These companies have suffered as benchmark iron ore prices tumbled 36% to their lows in the autumn at $116.75 a ton. Since then, prices have stabilized around the $140 a ton mark.
The good news is that, according to industry executives, India has raised export duties on iron ore to 30 percent. The recently announced rise in duties means that export duties are now six times higher than a year ago when they stood at just 5%.
This move by India, the third-biggest global supplier of iron ore, is likely to keep iron ore prices higher than they otherwise would be in the face of weakening demand. By the way, the two largest export countries for iron ore globally are Australia and Brazil.

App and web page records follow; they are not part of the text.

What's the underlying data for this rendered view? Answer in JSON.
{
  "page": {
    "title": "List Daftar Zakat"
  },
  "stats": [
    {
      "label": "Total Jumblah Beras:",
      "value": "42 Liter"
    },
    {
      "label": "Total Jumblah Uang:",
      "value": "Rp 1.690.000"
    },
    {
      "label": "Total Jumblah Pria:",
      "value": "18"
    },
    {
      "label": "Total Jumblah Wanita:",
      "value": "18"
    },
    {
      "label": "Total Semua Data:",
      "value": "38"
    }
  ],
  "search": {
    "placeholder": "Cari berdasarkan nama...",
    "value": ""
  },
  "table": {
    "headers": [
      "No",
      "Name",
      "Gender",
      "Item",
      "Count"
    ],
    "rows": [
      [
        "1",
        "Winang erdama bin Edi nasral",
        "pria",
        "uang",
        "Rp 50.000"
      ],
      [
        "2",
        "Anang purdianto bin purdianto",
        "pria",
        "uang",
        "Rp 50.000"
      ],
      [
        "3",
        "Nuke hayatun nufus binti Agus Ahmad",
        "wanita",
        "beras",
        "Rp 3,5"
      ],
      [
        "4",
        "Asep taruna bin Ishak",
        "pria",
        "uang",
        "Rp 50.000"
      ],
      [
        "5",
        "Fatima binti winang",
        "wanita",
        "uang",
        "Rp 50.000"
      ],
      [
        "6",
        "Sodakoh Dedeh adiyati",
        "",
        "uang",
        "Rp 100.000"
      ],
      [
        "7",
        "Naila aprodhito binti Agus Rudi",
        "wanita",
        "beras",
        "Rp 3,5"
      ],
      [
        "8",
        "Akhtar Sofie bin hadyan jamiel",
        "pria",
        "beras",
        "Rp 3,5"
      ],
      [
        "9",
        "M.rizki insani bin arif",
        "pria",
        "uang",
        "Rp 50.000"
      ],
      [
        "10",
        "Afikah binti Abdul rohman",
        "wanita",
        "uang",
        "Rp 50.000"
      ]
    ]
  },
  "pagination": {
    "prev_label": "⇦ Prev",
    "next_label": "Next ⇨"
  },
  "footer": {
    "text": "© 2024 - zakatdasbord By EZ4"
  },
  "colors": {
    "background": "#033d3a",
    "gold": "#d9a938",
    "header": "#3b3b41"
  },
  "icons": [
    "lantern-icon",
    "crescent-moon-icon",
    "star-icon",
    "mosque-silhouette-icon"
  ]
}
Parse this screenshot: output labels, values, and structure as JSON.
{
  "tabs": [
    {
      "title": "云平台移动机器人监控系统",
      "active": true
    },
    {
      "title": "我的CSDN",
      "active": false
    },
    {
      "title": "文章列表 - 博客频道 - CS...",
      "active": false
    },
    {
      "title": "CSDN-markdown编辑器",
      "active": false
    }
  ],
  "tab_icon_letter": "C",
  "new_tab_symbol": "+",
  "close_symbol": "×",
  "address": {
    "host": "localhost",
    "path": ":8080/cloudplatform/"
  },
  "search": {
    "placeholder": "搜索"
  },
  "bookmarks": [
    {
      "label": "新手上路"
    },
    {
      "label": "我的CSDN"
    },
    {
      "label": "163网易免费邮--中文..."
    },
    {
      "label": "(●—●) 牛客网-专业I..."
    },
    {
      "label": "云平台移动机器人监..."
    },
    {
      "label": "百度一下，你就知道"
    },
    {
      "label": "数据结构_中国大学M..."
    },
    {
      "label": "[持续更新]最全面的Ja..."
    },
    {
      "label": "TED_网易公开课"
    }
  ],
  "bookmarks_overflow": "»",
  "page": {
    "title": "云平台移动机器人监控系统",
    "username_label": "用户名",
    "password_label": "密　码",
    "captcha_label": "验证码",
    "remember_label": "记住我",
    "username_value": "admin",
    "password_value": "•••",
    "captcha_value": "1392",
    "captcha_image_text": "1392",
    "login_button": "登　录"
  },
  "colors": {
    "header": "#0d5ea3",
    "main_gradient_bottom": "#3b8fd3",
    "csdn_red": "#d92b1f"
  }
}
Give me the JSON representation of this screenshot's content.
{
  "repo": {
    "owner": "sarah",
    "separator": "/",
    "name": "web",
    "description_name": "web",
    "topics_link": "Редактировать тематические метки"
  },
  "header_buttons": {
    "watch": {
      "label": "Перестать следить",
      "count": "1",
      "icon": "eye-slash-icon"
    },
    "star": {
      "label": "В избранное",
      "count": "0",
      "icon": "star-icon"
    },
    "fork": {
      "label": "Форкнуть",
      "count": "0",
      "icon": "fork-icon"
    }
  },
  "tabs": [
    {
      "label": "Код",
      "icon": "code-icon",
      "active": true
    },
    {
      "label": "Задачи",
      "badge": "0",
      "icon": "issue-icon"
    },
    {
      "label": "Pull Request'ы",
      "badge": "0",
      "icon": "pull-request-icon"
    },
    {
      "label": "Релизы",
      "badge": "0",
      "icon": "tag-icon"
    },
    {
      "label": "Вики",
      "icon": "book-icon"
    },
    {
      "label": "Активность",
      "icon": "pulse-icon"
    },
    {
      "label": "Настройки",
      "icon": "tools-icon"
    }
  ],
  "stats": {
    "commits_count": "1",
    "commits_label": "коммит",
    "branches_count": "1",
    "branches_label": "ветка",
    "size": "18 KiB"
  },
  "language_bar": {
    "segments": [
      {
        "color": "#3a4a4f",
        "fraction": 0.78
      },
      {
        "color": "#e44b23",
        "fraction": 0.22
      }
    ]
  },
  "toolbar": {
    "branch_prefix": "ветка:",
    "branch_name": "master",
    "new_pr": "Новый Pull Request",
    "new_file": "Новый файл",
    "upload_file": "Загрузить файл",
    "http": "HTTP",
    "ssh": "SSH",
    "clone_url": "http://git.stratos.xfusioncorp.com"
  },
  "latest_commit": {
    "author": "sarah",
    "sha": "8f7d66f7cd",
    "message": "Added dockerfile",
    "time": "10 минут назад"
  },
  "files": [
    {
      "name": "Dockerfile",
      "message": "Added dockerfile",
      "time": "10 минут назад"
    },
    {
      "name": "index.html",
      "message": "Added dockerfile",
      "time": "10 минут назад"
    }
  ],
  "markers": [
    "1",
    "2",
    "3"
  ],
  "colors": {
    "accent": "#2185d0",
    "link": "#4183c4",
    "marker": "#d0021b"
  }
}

The cost of iron ore is extremely important to the global economy because its price feeds directly into the price of steel which in turn flows directly in many everyday items such as cars and appliances.
Iron ore exports from India have fallen sharply in the past two years. Indian exports in the 2011 fiscal year were down 25% from 2010 levels, at about 80 million tons.
Sesa Goa, the country's leading iron ore exporter, estimates that in the fiscal year ending March 30, 2012, exports will be only 70 million tons. This implies a 30% drop in the January-March period from a year earlier.
Exports have fallen for a couple reasons. First, the Indian government is limiting iron ore exports in its quest to support the domestic steel industry.
The other reason that exports from India have fallen is that many Indian iron ore mines are high-cost and simply uneconomical at current iron ore prices.
The rise in India's export duties for iron ore is also just another sample of a growing global trend – resource nationalism. This is an attempt by governments to keep as much of their commodities wealth within their own borders for the benefit of domestic companies.
Arvind Mahajan of KPMG describes the attitude of the Indian government this way: “The view is that given that it's a natural resource of India, [the domestic] steel industry should have access to it.”
This longer-term trend is not good for any of the global natural resource companies.